It is also clear that 2020 saw an increase in Deis schools’ success rates, which would give rise to the question of how to maintain these advances when the exam system moves back to the traditional Leaving Cert exams as the sole criteria for the allocation of places.

Belvedere College in Dublin 1 was one of the highest-profile fee-paying schools where students have complained about being disadvantaged by the calculated grades process. The proportion of successful applicants represented 99 per cent of this year’s sixth-year class numbers at Belvedere, whereas in 2019 the number was 117 per cent as a proportion of that year’s class group.

St Kilian’s, which has for generations served the German community in Dublin and therefore has traditionally secured H1s across the board in German for these native-speaking students, was disappointed when only 14 per cent of its students achieved a H1 in German.

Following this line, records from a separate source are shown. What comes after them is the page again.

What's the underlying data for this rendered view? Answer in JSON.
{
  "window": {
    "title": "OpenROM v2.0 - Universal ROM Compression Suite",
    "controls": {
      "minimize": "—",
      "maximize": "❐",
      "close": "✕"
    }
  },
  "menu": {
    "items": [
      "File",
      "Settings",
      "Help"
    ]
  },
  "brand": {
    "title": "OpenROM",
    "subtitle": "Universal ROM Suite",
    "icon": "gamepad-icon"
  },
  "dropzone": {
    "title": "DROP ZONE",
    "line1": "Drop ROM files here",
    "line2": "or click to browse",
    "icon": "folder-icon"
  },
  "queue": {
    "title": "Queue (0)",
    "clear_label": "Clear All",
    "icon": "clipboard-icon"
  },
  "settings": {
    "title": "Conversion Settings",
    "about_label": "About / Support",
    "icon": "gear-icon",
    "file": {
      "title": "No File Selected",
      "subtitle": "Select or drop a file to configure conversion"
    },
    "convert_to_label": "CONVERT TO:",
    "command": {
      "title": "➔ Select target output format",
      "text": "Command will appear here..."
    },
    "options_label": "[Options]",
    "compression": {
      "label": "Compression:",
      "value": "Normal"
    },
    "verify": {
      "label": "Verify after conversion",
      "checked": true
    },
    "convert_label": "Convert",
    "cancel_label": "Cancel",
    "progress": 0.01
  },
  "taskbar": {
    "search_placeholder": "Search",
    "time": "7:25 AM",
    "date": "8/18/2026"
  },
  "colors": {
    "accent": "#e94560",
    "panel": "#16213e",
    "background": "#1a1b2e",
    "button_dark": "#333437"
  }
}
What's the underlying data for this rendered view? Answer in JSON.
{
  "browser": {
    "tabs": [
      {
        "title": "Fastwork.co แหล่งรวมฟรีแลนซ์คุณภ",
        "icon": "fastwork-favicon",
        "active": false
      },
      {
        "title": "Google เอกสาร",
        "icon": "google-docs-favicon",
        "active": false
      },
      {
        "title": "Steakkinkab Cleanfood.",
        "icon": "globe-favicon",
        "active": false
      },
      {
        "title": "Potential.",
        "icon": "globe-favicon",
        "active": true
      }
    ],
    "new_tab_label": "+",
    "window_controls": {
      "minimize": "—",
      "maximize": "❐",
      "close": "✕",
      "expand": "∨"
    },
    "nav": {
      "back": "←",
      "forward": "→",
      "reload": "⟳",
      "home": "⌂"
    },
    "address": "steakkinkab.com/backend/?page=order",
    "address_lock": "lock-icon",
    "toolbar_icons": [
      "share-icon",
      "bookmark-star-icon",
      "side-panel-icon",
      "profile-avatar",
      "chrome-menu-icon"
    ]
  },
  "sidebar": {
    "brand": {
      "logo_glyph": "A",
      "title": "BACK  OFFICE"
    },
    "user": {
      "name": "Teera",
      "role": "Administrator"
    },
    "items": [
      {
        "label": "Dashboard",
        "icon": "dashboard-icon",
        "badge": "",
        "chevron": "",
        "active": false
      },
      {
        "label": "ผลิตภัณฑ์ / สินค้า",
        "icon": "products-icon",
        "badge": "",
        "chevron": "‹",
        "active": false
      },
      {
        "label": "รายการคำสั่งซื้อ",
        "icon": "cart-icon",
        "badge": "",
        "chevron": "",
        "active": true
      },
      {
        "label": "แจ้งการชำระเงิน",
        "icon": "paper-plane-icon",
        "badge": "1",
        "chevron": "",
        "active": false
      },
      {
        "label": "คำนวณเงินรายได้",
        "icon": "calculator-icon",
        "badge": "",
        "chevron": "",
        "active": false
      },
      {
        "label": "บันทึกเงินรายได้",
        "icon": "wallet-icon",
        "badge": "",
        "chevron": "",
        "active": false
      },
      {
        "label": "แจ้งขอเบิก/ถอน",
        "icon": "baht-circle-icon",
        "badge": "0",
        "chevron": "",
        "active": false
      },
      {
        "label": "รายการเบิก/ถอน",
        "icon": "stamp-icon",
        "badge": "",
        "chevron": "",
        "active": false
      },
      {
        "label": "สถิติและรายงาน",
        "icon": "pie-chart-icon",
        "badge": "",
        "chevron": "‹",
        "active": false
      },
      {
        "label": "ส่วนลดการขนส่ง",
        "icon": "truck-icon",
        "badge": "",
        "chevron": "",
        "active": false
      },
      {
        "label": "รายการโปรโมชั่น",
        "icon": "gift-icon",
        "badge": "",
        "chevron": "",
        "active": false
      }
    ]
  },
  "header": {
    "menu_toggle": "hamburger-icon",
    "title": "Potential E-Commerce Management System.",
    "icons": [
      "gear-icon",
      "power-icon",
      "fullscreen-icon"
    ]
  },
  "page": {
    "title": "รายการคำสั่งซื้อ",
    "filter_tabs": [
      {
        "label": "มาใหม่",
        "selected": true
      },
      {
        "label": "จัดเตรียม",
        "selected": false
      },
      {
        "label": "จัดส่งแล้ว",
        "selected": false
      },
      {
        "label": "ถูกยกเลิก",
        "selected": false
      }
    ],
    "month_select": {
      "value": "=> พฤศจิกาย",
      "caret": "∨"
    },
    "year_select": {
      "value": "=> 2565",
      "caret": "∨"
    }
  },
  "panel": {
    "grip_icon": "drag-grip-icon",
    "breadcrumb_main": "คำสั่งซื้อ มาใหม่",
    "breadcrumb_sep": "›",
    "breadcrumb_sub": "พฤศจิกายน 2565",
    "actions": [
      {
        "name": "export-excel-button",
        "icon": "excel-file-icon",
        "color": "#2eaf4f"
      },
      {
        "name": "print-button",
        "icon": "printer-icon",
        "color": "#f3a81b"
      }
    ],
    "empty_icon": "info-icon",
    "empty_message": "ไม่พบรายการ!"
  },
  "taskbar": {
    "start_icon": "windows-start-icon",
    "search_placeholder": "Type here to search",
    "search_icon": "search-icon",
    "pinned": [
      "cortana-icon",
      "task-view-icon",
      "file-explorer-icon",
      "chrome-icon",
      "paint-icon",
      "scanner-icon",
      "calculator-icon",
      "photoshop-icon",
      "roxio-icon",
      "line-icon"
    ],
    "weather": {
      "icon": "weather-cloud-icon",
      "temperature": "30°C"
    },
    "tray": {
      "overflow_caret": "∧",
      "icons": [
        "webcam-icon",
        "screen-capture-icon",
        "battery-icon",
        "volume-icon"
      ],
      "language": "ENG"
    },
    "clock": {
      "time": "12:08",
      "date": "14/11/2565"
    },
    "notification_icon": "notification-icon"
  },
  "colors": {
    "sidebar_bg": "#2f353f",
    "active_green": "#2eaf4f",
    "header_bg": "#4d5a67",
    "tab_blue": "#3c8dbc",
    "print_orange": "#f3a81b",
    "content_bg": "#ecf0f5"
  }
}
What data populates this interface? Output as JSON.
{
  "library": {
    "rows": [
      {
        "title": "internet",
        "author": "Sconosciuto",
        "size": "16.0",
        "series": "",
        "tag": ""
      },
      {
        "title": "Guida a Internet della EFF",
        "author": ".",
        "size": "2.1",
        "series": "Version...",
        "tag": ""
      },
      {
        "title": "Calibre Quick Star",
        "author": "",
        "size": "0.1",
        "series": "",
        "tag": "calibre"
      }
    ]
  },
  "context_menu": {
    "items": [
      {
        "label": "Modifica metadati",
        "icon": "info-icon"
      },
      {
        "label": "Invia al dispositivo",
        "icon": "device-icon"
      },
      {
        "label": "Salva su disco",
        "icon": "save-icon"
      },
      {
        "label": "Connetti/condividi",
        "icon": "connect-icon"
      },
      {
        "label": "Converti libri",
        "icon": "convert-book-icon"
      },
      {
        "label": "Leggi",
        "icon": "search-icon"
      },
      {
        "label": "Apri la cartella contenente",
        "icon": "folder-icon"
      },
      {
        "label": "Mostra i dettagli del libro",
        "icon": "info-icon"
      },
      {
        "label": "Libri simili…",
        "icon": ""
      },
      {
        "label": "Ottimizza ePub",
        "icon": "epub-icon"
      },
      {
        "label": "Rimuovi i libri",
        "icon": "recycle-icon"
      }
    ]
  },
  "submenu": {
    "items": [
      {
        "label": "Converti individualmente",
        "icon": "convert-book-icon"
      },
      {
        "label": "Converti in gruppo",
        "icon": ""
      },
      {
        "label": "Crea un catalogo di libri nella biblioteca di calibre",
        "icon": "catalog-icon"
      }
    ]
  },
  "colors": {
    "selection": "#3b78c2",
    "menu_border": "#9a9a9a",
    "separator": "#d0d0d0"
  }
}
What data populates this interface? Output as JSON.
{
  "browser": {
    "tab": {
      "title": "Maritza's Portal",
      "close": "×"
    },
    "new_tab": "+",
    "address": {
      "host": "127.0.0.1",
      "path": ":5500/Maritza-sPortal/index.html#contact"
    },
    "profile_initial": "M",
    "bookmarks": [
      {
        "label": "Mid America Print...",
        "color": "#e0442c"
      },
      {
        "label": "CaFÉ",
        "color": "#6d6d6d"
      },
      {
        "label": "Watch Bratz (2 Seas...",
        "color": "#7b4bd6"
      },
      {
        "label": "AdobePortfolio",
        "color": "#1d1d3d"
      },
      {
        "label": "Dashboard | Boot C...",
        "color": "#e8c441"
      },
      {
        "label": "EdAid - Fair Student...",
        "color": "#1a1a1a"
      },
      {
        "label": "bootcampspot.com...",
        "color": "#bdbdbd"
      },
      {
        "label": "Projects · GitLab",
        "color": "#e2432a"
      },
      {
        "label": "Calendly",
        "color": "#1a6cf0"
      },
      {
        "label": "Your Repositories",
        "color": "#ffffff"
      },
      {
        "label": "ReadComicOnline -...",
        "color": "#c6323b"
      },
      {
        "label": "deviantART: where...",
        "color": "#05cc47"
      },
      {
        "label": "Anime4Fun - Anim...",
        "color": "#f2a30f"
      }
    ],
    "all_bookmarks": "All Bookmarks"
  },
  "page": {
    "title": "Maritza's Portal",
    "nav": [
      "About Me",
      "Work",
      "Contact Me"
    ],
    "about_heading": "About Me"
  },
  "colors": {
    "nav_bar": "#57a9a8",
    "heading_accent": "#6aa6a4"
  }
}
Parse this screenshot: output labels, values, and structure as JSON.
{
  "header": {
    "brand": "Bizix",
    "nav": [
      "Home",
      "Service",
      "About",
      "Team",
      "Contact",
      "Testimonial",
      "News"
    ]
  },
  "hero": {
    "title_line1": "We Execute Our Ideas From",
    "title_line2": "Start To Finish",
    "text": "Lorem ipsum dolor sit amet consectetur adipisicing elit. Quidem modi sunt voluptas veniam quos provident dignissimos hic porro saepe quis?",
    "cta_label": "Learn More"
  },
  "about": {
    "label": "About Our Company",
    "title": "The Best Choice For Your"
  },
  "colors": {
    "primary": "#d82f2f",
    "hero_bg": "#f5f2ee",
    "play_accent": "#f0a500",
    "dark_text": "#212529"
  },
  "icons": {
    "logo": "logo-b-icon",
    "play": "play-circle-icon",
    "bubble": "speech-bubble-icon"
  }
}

This outcome was based on the algorithm devised by the Department of Education which did not take account of the unique nature of the German language ability of the school’s students.

Many students, having decided not to accept a lower offer, sat the Leaving Cert German paper in November and are awaiting their results, which may determine whether they receive a higher-preference offer from their 2020 CAO choices, which they can then commence in September 2021.

The Irish Times understands that at least eight St Kilian’s students are studying or on a gap year in the EU, while one is doing a PLC course. The school’s principal, Alice Lynch, says that 53 per cent of Kilian’s students were negatively affected by the changes this year, so a further number deferred their college places or sat the written exam in November.

None of these students are included in our third-level progression statistics as we are unable to count students who study abroad, while those who sat their Leaving Cert exam in November will not be offered places until the 2021 CAO offers are issued.

Mixed schools and girls’ schools outperform boys’ schools. Of the top 20 girls’ and top 20 mixed schools, all saw progression percentages of over 100 per cent. In the case of the top 20 single-sex boys’ schools, 11 had progression rates of over 100 per cent as a proportion of this year’s sixth-year class numbers.

Outside of the fee-paying sector, Irish-medium schools performed strongly again, taking three of the top 10 places in the main progression table this year.

One, Coláiste Chroí Mhuire gan Smal, is located in An Spidéal, in the Connemara Gaeltacht, while the other two schools are located in Dublin.

While Irish-medium schools may be over-represented relative to other schools at the top of these education charts, they are few in number and lag behind other types of schools when it comes to their distribution and availability nationwide (just 49, or 6.7 per cent, of the country’s 723 post-primary schools teach all subjects through Irish).

Increased awareness of the advantages of bilingualism combined with demand from Irish-medium schools at primary level have contributed to increased pressure for more Irish-medium education places at secondary level.

The continued presence of Irish-medium secondary schools at the upper end of these progression charts will be no surprise to those who are calling for the development and prompt rollout of a dedicated Government policy for Irish-medium education.

Summary

Despite the unique challenges faced by the class of 2020, grades awarded through the calculated grades process were over 4 per cent higher than 2019 levels, and those awarded for higher-level papers were 10 per cent ahead.

The class of 2020 were uniquely advantaged over applicants from previous years, and, with more than 2,000 extra places on offer, more current-year Leaving Cert students secured places than would normally do so. This is particularly true in Deis schools, where the calculated grades process seems to have worked to their advantage.

Those who lost out in this year’s competition were pre-Leaving Cert 2020 applicants who missed out on places due to the points increases driven by the higher grades awarded under the calculated grades process.